In other words, one technique is not necessarily better than the other. Depending on your use case, one will be better suited than the other.

Predictive and prescriptive analytics in action

Take a look at how these technologies are leveraged in the following use cases.

Estimating cement quality: predictive analytics

In the cement industry, the quality of the end-product is largely dependent on the clinker quality. For manufacturers that need to meet a certain quality level, optimizing clinker quality is crucial. Clinker quality, in turn, depends on the calcination temperature, kiln environment, and the cooling process. By observing these variables, it is possible to accurately anticipate the quality of the end product in advance.

Line speed optimization: prescriptive analytics

In manufacturing, demand fluctuation can result in overproduction or underproduction, each of which can result in lost value. Therefore, optimizing the speed of production based on demand factors is crucial to avoid it. This is a complex problem, which entails balancing production process and resource constraints, scheduling overtimes, and mitigating downtimes. Prescriptive analytics can be used to optimize line speed while navigating through these factors to effectively meet changing demand levels.

Speeding asset maintenance: prescriptive analytics

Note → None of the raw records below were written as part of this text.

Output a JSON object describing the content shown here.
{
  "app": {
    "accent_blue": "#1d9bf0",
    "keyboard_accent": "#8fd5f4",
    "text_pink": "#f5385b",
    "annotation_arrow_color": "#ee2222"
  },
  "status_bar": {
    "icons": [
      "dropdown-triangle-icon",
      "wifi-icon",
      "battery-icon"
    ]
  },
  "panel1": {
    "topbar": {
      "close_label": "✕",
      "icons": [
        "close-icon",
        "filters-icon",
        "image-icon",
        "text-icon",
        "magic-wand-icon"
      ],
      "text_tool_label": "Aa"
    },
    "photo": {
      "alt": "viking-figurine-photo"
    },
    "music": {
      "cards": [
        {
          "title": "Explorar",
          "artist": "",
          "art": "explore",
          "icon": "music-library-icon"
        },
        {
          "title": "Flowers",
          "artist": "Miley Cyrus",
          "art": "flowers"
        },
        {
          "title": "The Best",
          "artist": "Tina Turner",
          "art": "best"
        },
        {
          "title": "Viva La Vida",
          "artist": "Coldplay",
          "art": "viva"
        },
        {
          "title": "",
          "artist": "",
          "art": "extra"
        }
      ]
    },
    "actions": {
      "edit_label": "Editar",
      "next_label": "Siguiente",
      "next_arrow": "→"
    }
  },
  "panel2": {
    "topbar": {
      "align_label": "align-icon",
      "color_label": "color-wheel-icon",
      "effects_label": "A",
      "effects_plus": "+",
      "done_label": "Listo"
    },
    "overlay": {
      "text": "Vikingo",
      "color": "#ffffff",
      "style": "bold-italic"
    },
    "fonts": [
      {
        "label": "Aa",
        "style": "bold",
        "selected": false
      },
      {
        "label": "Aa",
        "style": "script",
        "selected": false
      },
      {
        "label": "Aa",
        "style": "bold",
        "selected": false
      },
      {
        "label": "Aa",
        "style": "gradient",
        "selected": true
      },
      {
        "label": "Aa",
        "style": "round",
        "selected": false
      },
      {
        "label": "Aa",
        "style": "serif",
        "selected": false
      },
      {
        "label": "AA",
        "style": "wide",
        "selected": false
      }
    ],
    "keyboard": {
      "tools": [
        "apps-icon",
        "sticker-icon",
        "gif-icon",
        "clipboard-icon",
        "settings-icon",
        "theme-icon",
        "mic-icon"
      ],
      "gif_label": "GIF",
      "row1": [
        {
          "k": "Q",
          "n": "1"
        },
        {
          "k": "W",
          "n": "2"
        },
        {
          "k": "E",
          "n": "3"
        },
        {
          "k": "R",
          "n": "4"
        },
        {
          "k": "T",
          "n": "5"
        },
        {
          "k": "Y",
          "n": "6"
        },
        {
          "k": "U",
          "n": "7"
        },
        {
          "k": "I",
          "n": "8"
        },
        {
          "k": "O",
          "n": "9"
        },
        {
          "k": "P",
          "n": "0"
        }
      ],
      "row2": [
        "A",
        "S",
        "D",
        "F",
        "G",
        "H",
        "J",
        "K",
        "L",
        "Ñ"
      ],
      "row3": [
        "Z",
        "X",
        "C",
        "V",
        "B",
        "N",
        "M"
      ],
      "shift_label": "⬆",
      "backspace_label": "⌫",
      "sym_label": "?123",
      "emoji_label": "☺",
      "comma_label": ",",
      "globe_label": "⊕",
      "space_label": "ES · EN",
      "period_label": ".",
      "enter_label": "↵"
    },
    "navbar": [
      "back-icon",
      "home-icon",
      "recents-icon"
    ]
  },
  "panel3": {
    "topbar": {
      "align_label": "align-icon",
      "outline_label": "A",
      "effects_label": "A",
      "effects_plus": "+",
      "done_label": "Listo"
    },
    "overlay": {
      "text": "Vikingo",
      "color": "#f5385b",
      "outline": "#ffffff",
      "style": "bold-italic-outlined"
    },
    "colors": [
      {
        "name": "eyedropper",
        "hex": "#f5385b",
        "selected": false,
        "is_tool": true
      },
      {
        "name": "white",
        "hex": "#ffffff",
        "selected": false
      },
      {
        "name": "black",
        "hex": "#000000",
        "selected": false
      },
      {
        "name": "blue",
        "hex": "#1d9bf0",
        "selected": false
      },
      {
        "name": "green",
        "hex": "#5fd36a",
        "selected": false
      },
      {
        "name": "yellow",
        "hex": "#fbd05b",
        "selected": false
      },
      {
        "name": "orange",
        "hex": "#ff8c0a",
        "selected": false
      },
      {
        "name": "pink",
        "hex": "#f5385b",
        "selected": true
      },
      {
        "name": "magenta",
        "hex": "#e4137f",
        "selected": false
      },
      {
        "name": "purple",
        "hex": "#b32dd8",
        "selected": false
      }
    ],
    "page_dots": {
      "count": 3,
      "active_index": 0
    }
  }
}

Typically, when an asset is about to fail, field technicians are dispatched to discover the cause of failure and carry out a repair. Even if a failure can be predicted, the root cause is generally not known. With a prescriptive maintenance solution, the technician can be informed of the cause of anticipated failure, enabling them to conduct the maintenance work within the shortest span of time. This can be highly valuable in scenarios where minutes of downtime can result in massive losses.

To sum it up

Predictive and prescriptive analytics technologies prove highly effective in maintenance, repair, and operations optimization. Whereas prescriptive analytics is suited for complex decisioning scenarios involving multiple variables, predictive analytics can help anticipate a future event with high confidence. 

Modern analytics solutions may implement both these technologies simultaneously to forecast future events, and prescribe the best course of action to tackle them. This can be highly beneficial in maintenance operations at complex facilities. 

Leverage the best analytics technologies to eliminate downtime and optimize your maintenance costs with UptimeAI.